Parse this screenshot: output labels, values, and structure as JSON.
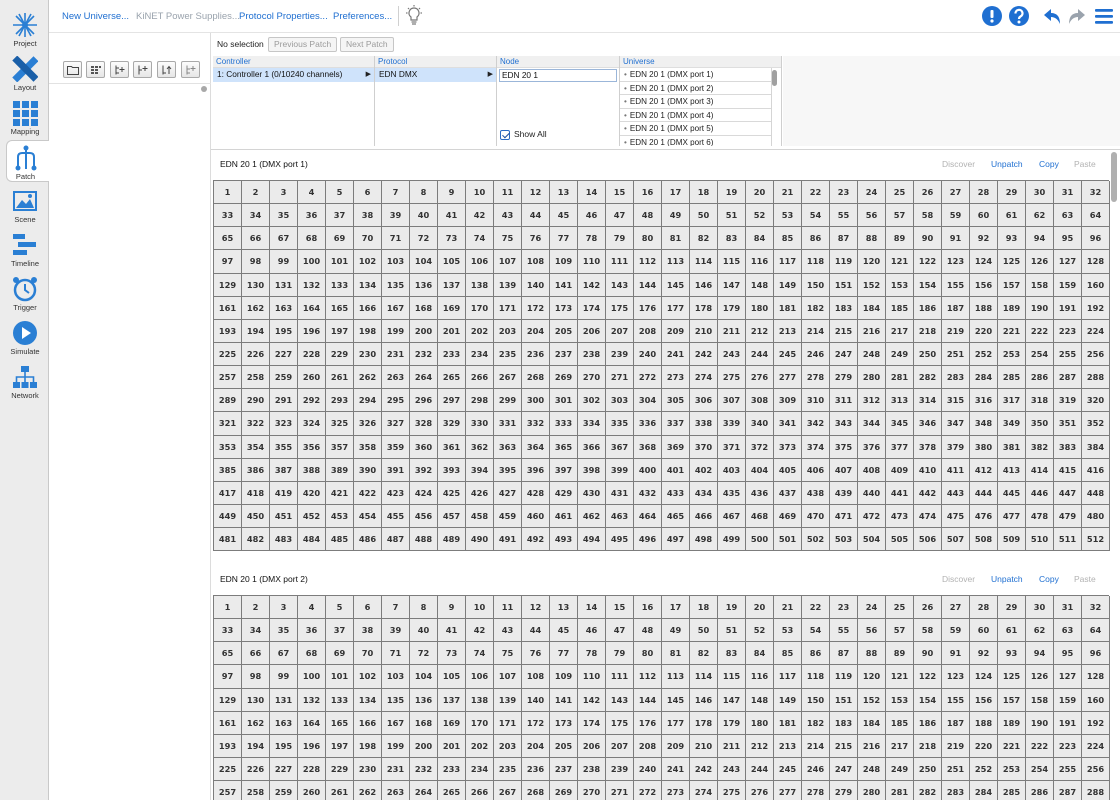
{
  "modes": [
    {
      "id": "project",
      "label": "Project",
      "icon": "project-icon",
      "active": false
    },
    {
      "id": "layout",
      "label": "Layout",
      "icon": "layout-icon",
      "active": false
    },
    {
      "id": "mapping",
      "label": "Mapping",
      "icon": "mapping-icon",
      "active": false
    },
    {
      "id": "patch",
      "label": "Patch",
      "icon": "patch-icon",
      "active": true
    },
    {
      "id": "scene",
      "label": "Scene",
      "icon": "scene-icon",
      "active": false
    },
    {
      "id": "timeline",
      "label": "Timeline",
      "icon": "timeline-icon",
      "active": false
    },
    {
      "id": "trigger",
      "label": "Trigger",
      "icon": "trigger-icon",
      "active": false
    },
    {
      "id": "simulate",
      "label": "Simulate",
      "icon": "simulate-icon",
      "active": false
    },
    {
      "id": "network",
      "label": "Network",
      "icon": "network-icon",
      "active": false
    }
  ],
  "toolbar": {
    "new_universe": "New Universe...",
    "kinet_power": "KiNET Power Supplies...",
    "protocol_props": "Protocol Properties...",
    "preferences": "Preferences...",
    "icons": [
      "lightbulb-icon",
      "alert-icon",
      "help-icon",
      "undo-icon",
      "redo-icon",
      "menu-icon"
    ]
  },
  "tree_buttons": [
    "folder-icon",
    "group-icon",
    "add-fixture-icon",
    "add-child-icon",
    "move-up-icon",
    "sort-icon"
  ],
  "selection": {
    "label": "No selection",
    "prev": "Previous Patch",
    "next": "Next Patch"
  },
  "browser": {
    "controller": {
      "header": "Controller",
      "rows": [
        "1: Controller 1 (0/10240 channels)"
      ]
    },
    "protocol": {
      "header": "Protocol",
      "rows": [
        "EDN DMX"
      ]
    },
    "node": {
      "header": "Node",
      "rows": [
        "EDN 20 1"
      ],
      "show_all": "Show All"
    },
    "universe": {
      "header": "Universe",
      "rows": [
        "EDN 20 1 (DMX port 1)",
        "EDN 20 1 (DMX port 2)",
        "EDN 20 1 (DMX port 3)",
        "EDN 20 1 (DMX port 4)",
        "EDN 20 1 (DMX port 5)",
        "EDN 20 1 (DMX port 6)"
      ]
    }
  },
  "universes": [
    {
      "title": "EDN 20 1 (DMX port 1)",
      "discover": "Discover",
      "unpatch": "Unpatch",
      "copy": "Copy",
      "paste": "Paste",
      "channel_count": 512
    },
    {
      "title": "EDN 20 1 (DMX port 2)",
      "discover": "Discover",
      "unpatch": "Unpatch",
      "copy": "Copy",
      "paste": "Paste",
      "channel_count": 288
    }
  ],
  "colors": {
    "accent": "#1f6fd1",
    "cell_bg": "#ebebeb",
    "grid_line": "#7c7c7c",
    "selected_row": "#cfe3fb"
  }
}
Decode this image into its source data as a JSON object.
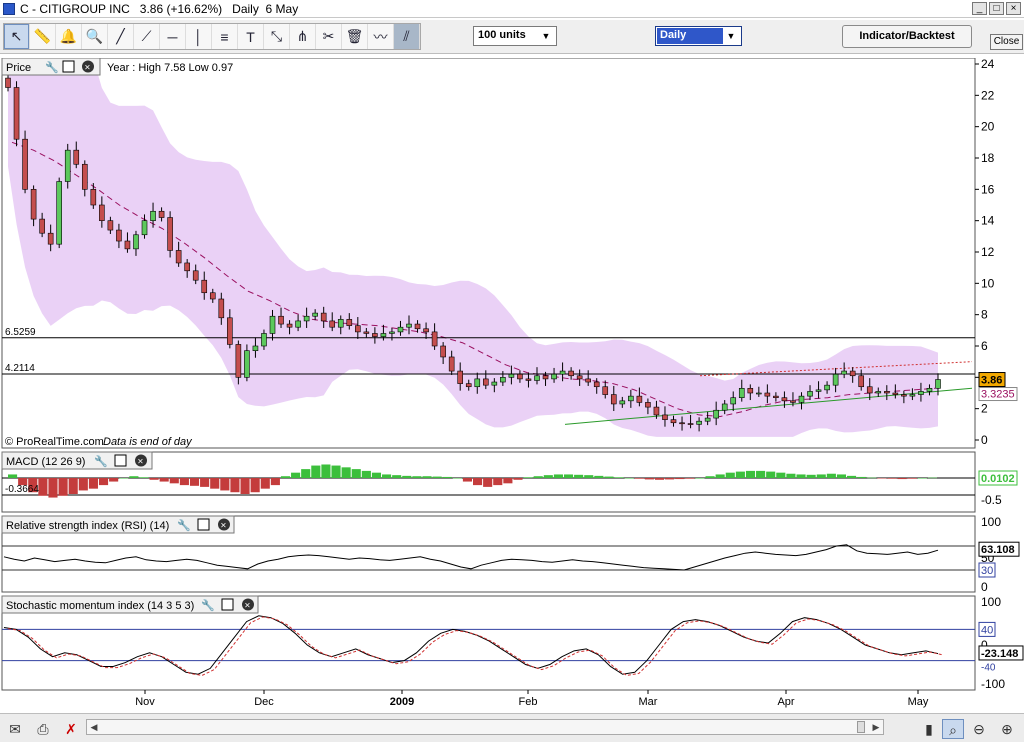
{
  "window": {
    "title": "C - CITIGROUP INC   3.86 (+16.62%)   Daily  6 May",
    "minimize": "_",
    "maximize": "□",
    "close": "×"
  },
  "toolbar": {
    "units_select": "100 units",
    "period_select": "Daily",
    "indicator_button": "Indicator/Backtest",
    "close_button": "Close",
    "tools": [
      "pointer-icon",
      "ruler-icon",
      "alarm-bell-icon",
      "zoom-icon",
      "line-icon",
      "trend-line-icon",
      "horizontal-line-icon",
      "vertical-line-icon",
      "fibonacci-icon",
      "text-icon",
      "arrows-icon",
      "pitchfork-icon",
      "tools-icon",
      "trash-icon",
      "chart-type-icon",
      "channel-icon"
    ]
  },
  "chart_data": {
    "type": "candlestick",
    "price_panel": {
      "title": "Price",
      "info": "Year : High 7.58 Low 0.97",
      "watermark": "© ProRealTime.com",
      "watermark2": "Data is end of day",
      "yticks": [
        "24",
        "22",
        "20",
        "18",
        "16",
        "14",
        "12",
        "10",
        "8",
        "6",
        "4",
        "2",
        "0"
      ],
      "ylim": [
        0,
        24
      ],
      "hlines": [
        {
          "label": "6.5259",
          "value": 6.5259
        },
        {
          "label": "4.2114",
          "value": 4.2114
        }
      ],
      "last_price": "3.86",
      "ma_value": "3.3235",
      "up_color": "#5cc85c",
      "down_color": "#c44e4e",
      "band_color": "#e6c9f4",
      "closes": [
        22.5,
        19.2,
        16.0,
        14.1,
        13.2,
        12.5,
        16.5,
        18.5,
        17.6,
        16.0,
        15.0,
        14.0,
        13.4,
        12.7,
        12.2,
        13.1,
        14.0,
        14.6,
        14.2,
        12.1,
        11.3,
        10.8,
        10.2,
        9.4,
        9.0,
        7.8,
        6.1,
        4.0,
        5.7,
        6.0,
        6.8,
        7.9,
        7.4,
        7.2,
        7.6,
        7.9,
        8.1,
        7.6,
        7.2,
        7.7,
        7.3,
        6.9,
        6.8,
        6.6,
        6.8,
        6.9,
        7.2,
        7.4,
        7.1,
        6.9,
        6.0,
        5.3,
        4.4,
        3.6,
        3.4,
        3.9,
        3.5,
        3.7,
        4.0,
        4.2,
        3.9,
        3.8,
        4.1,
        3.9,
        4.2,
        4.4,
        4.1,
        3.9,
        3.7,
        3.4,
        2.9,
        2.3,
        2.5,
        2.8,
        2.4,
        2.1,
        1.6,
        1.3,
        1.1,
        1.05,
        1.0,
        1.2,
        1.4,
        1.9,
        2.3,
        2.7,
        3.3,
        3.0,
        3.0,
        2.8,
        2.7,
        2.5,
        2.4,
        2.8,
        3.1,
        3.2,
        3.5,
        4.2,
        4.4,
        4.1,
        3.4,
        3.0,
        3.1,
        3.0,
        2.9,
        2.8,
        2.9,
        3.1,
        3.3,
        3.86
      ],
      "ma_dashed": [
        19,
        18.5,
        17.8,
        16.9,
        16.0,
        15.0,
        14.2,
        13.5,
        12.6,
        11.6,
        10.5,
        9.5,
        8.9,
        8.2,
        7.7,
        7.5,
        7.4,
        7.3,
        7.1,
        6.9,
        6.6,
        6.2,
        5.5,
        4.8,
        4.3,
        4.1,
        3.9,
        3.8,
        3.6,
        3.2,
        2.6,
        2.0,
        1.6,
        1.5,
        1.8,
        2.2,
        2.5,
        2.6,
        2.7,
        2.9,
        3.0,
        3.1,
        3.2,
        3.3
      ]
    },
    "macd_panel": {
      "title": "MACD (12 26 9)",
      "yticks": [
        "0",
        "-0.5"
      ],
      "left_label": "-0.3664",
      "value": "0.0102",
      "bars": [
        0.1,
        -0.2,
        -0.4,
        -0.5,
        -0.55,
        -0.5,
        -0.45,
        -0.35,
        -0.3,
        -0.2,
        -0.1,
        0,
        0.05,
        0.02,
        -0.05,
        -0.1,
        -0.15,
        -0.2,
        -0.22,
        -0.25,
        -0.3,
        -0.35,
        -0.4,
        -0.45,
        -0.4,
        -0.3,
        -0.2,
        0.05,
        0.15,
        0.25,
        0.35,
        0.38,
        0.35,
        0.3,
        0.25,
        0.2,
        0.15,
        0.1,
        0.08,
        0.06,
        0.05,
        0.05,
        0.04,
        0.03,
        0,
        -0.1,
        -0.2,
        -0.25,
        -0.2,
        -0.15,
        -0.05,
        0.02,
        0.05,
        0.08,
        0.1,
        0.1,
        0.09,
        0.08,
        0.06,
        0.04,
        0.02,
        0,
        -0.02,
        -0.04,
        -0.05,
        -0.04,
        -0.03,
        -0.02,
        0,
        0.05,
        0.1,
        0.15,
        0.18,
        0.2,
        0.2,
        0.18,
        0.15,
        0.12,
        0.1,
        0.09,
        0.1,
        0.12,
        0.1,
        0.06,
        0.03,
        0.01,
        -0.01,
        -0.02,
        -0.03,
        -0.02,
        0,
        0.01
      ]
    },
    "rsi_panel": {
      "title": "Relative strength index (RSI) (14)",
      "yticks": [
        "100",
        "50",
        "0"
      ],
      "upper": "70",
      "lower": "30",
      "value": "63.108",
      "lower_label": "30",
      "line": [
        52,
        48,
        45,
        50,
        47,
        44,
        46,
        48,
        45,
        43,
        42,
        46,
        50,
        52,
        47,
        45,
        44,
        46,
        48,
        46,
        42,
        38,
        36,
        34,
        32,
        40,
        45,
        48,
        52,
        54,
        55,
        54,
        52,
        50,
        48,
        50,
        49,
        47,
        46,
        48,
        50,
        52,
        48,
        45,
        40,
        35,
        32,
        38,
        42,
        46,
        48,
        47,
        46,
        44,
        43,
        45,
        47,
        45,
        44,
        42,
        40,
        38,
        36,
        34,
        33,
        32,
        31,
        30,
        35,
        40,
        45,
        50,
        54,
        58,
        60,
        58,
        56,
        55,
        54,
        56,
        60,
        64,
        70,
        72,
        62,
        58,
        57,
        56,
        58,
        60,
        56,
        58,
        63
      ]
    },
    "stoch_panel": {
      "title": "Stochastic momentum index (14 3 5 3)",
      "yticks": [
        "100",
        "0",
        "-100"
      ],
      "upper": "40",
      "value": "-23.148",
      "lower_label": "-40",
      "line": [
        45,
        40,
        20,
        -10,
        -30,
        -20,
        -25,
        -40,
        -55,
        -55,
        -45,
        -30,
        -20,
        -30,
        -50,
        -70,
        -75,
        -60,
        -20,
        20,
        60,
        75,
        70,
        55,
        30,
        0,
        -20,
        -30,
        -20,
        -10,
        -25,
        -35,
        -45,
        -40,
        -20,
        10,
        30,
        40,
        35,
        25,
        10,
        -10,
        -30,
        -50,
        -60,
        -50,
        -30,
        -15,
        -10,
        -25,
        -55,
        -75,
        -70,
        -40,
        0,
        40,
        60,
        65,
        60,
        50,
        35,
        20,
        10,
        5,
        30,
        60,
        70,
        65,
        55,
        40,
        20,
        0,
        -10,
        -20,
        -25,
        -20,
        -15,
        -22
      ]
    },
    "x_labels": [
      "Nov",
      "Dec",
      "2009",
      "Feb",
      "Mar",
      "Apr",
      "May"
    ]
  }
}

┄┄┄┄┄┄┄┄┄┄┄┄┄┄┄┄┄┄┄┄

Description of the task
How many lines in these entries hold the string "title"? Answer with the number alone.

Reply to the task
7